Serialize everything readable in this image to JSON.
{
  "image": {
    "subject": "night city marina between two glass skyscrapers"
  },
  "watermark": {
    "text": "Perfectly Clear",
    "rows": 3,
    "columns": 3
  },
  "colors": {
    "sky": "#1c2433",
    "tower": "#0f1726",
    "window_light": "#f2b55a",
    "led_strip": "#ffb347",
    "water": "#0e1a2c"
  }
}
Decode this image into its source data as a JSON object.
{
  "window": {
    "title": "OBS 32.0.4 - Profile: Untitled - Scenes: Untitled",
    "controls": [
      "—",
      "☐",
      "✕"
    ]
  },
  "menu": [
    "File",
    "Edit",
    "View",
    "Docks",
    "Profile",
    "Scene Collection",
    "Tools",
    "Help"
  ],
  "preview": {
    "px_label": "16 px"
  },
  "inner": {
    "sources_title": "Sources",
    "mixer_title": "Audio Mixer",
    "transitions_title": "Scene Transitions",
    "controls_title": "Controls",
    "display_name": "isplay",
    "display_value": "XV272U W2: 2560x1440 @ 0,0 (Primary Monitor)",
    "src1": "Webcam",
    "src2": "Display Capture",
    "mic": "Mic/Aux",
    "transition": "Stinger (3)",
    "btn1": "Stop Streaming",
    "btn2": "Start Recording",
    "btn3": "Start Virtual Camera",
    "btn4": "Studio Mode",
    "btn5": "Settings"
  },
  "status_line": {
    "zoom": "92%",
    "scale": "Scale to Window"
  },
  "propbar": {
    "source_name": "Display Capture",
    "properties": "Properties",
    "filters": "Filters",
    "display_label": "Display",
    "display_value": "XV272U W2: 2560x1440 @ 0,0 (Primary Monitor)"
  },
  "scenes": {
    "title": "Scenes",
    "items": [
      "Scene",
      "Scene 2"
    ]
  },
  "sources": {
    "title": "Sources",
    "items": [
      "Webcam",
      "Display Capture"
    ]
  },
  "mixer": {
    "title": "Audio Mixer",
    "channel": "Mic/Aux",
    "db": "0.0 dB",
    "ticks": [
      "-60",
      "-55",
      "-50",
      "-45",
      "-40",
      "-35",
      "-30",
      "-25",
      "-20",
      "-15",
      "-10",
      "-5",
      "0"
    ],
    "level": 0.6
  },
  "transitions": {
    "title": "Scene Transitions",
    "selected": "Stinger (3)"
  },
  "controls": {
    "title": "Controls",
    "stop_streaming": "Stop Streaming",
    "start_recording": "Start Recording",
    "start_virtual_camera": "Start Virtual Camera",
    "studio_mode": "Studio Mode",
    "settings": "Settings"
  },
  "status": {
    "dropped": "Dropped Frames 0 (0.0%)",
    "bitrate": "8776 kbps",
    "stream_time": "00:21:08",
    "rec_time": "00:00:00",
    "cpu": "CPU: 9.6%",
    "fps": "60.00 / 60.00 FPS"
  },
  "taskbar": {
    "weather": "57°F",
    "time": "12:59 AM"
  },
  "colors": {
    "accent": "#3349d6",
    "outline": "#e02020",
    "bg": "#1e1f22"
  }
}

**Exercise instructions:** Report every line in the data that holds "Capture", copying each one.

**Response area:**
    "src2": "Display Capture",
    "source_name": "Display Capture",
      "Display Capture"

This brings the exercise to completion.